Writing and Design Come Together
A tipping point has been reached where the upgrades to the back office publishing experience have made it possible to write and design simultaneously, and with a push of a button have a respectable-looking book published in a manner of days.
The improvements benefit consumers too—because frankly, as convenient as portable reading devices like the Kindle are, the appearance of self-published ebooks was always pretty awful. it was hard to add more bells and whistles to a book design that had to be converted into a software that couldn’t accommodate them. Until. Recently. Now conversion of ebooks is better.
Progress leads to perfection, I suppose.
Advertising Tools Join In
With the upgrades to its systems, DIY publishers have access to advertising tools on Amazon. Beta testing is being done on features like the X-Ray, where clickable links add value.
The thing I like about KDP is that when the company wants us to adopt a new behavior they create an inducement to do so. And those inducements usually are tools that increase sales.
Savvy self-publishers need to know their own goals to discern which tools matter for them. Having tools available may empower some people more than others, depending on aptitudes for technology. But the good news is that help is definitely available, so authors can delegate the tasks that lie outside their own comfort zone to support personnel if they want to.
Stay In the Know
Where taking a good close look at KDP’s dashboard every month or two can be beneficial to those who recognize the space is constantly evolving, the best publishing practice is to be mindful of your books and not neglect them. Try thinking of online publishing as a video game. The more you know about the possibilities the more likely you are to be a winner.

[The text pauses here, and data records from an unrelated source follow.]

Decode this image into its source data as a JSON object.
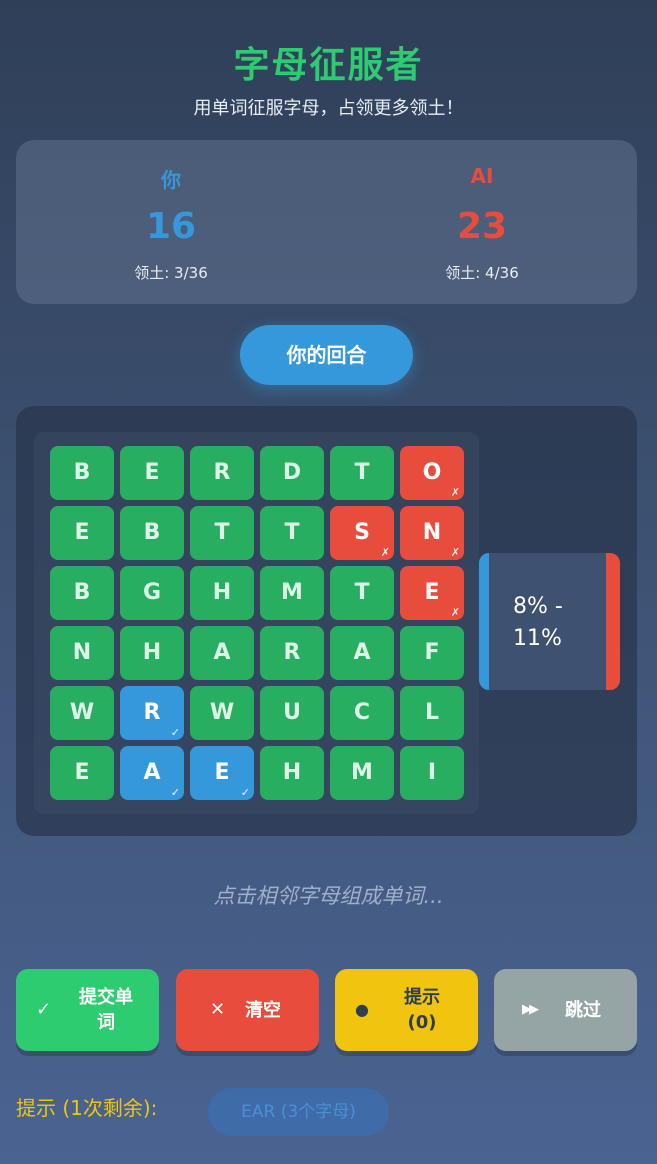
{
  "header": {
    "title": "字母征服者",
    "subtitle": "用单词征服字母，占领更多领土！"
  },
  "players": {
    "you": {
      "name": "你",
      "score": "16",
      "territory": "领土: 3/36",
      "color": "#3498db"
    },
    "ai": {
      "name": "AI",
      "score": "23",
      "territory": "领土: 4/36",
      "color": "#e74c3c"
    }
  },
  "turn": {
    "label": "你的回合"
  },
  "board": {
    "rows": [
      [
        {
          "letter": "B",
          "owner": "neutral"
        },
        {
          "letter": "E",
          "owner": "neutral"
        },
        {
          "letter": "R",
          "owner": "neutral"
        },
        {
          "letter": "D",
          "owner": "neutral"
        },
        {
          "letter": "T",
          "owner": "neutral"
        },
        {
          "letter": "O",
          "owner": "ai"
        }
      ],
      [
        {
          "letter": "E",
          "owner": "neutral"
        },
        {
          "letter": "B",
          "owner": "neutral"
        },
        {
          "letter": "T",
          "owner": "neutral"
        },
        {
          "letter": "T",
          "owner": "neutral"
        },
        {
          "letter": "S",
          "owner": "ai"
        },
        {
          "letter": "N",
          "owner": "ai"
        }
      ],
      [
        {
          "letter": "B",
          "owner": "neutral"
        },
        {
          "letter": "G",
          "owner": "neutral"
        },
        {
          "letter": "H",
          "owner": "neutral"
        },
        {
          "letter": "M",
          "owner": "neutral"
        },
        {
          "letter": "T",
          "owner": "neutral"
        },
        {
          "letter": "E",
          "owner": "ai"
        }
      ],
      [
        {
          "letter": "N",
          "owner": "neutral"
        },
        {
          "letter": "H",
          "owner": "neutral"
        },
        {
          "letter": "A",
          "owner": "neutral"
        },
        {
          "letter": "R",
          "owner": "neutral"
        },
        {
          "letter": "A",
          "owner": "neutral"
        },
        {
          "letter": "F",
          "owner": "neutral"
        }
      ],
      [
        {
          "letter": "W",
          "owner": "neutral"
        },
        {
          "letter": "R",
          "owner": "you"
        },
        {
          "letter": "W",
          "owner": "neutral"
        },
        {
          "letter": "U",
          "owner": "neutral"
        },
        {
          "letter": "C",
          "owner": "neutral"
        },
        {
          "letter": "L",
          "owner": "neutral"
        }
      ],
      [
        {
          "letter": "E",
          "owner": "neutral"
        },
        {
          "letter": "A",
          "owner": "you"
        },
        {
          "letter": "E",
          "owner": "you"
        },
        {
          "letter": "H",
          "owner": "neutral"
        },
        {
          "letter": "M",
          "owner": "neutral"
        },
        {
          "letter": "I",
          "owner": "neutral"
        }
      ]
    ],
    "you_mark": "✓",
    "ai_mark": "✗",
    "colors": {
      "neutral": "#27ae60",
      "you": "#3498db",
      "ai": "#e74c3c"
    }
  },
  "meter": {
    "label": "8% - 11%"
  },
  "instruction": "点击相邻字母组成单词...",
  "buttons": {
    "submit": {
      "icon": "check-icon",
      "glyph": "✓",
      "label": "提交单词"
    },
    "clear": {
      "icon": "close-icon",
      "glyph": "✕",
      "label": "清空"
    },
    "hint": {
      "icon": "lightbulb-icon",
      "glyph": "●",
      "label": "提示 (0)"
    },
    "skip": {
      "icon": "fast-forward-icon",
      "glyph": "▶▶",
      "label": "跳过"
    }
  },
  "hint_bar": {
    "label": "提示 (1次剩余):",
    "suggestion": "EAR (3个字母)"
  }
}
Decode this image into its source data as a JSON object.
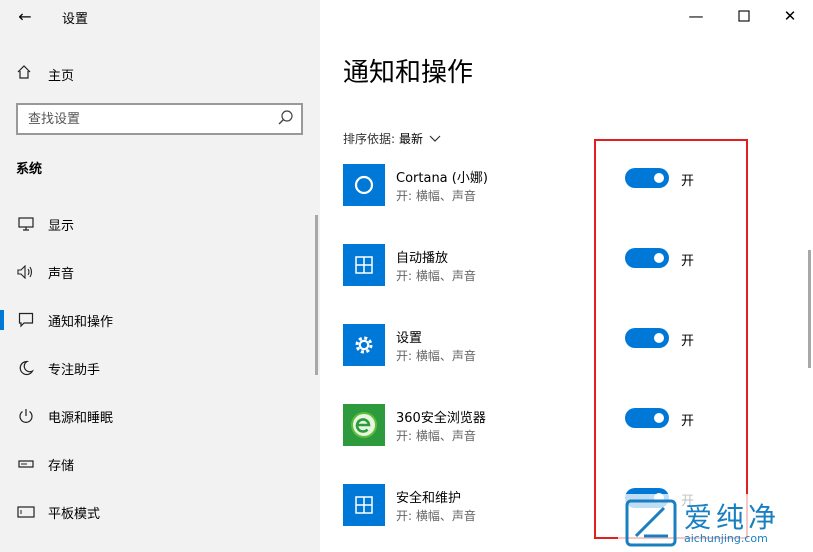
{
  "sidebar": {
    "app_title": "设置",
    "home_label": "主页",
    "search_placeholder": "查找设置",
    "section_title": "系统",
    "items": [
      {
        "label": "显示"
      },
      {
        "label": "声音"
      },
      {
        "label": "通知和操作"
      },
      {
        "label": "专注助手"
      },
      {
        "label": "电源和睡眠"
      },
      {
        "label": "存储"
      },
      {
        "label": "平板模式"
      }
    ]
  },
  "main": {
    "title": "通知和操作",
    "sort_label": "排序依据:",
    "sort_value": "最新",
    "apps": [
      {
        "name": "Cortana (小娜)",
        "sub": "开: 横幅、声音",
        "toggle": "开"
      },
      {
        "name": "自动播放",
        "sub": "开: 横幅、声音",
        "toggle": "开"
      },
      {
        "name": "设置",
        "sub": "开: 横幅、声音",
        "toggle": "开"
      },
      {
        "name": "360安全浏览器",
        "sub": "开: 横幅、声音",
        "toggle": "开"
      },
      {
        "name": "安全和维护",
        "sub": "开: 横幅、声音",
        "toggle": "开"
      }
    ]
  },
  "watermark": {
    "text": "爱纯净",
    "url": "aichunjing.com"
  },
  "colors": {
    "accent": "#0078d7",
    "highlight": "#e02020",
    "sidebar_bg": "#f2f2f2"
  }
}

Stay in touch with your books. Modify your description, pricing, and keywords periodically. And try out new tools to suss them out. It all exists because someone like you wanted it.
Come play with the rest of the kids in this DIY playground.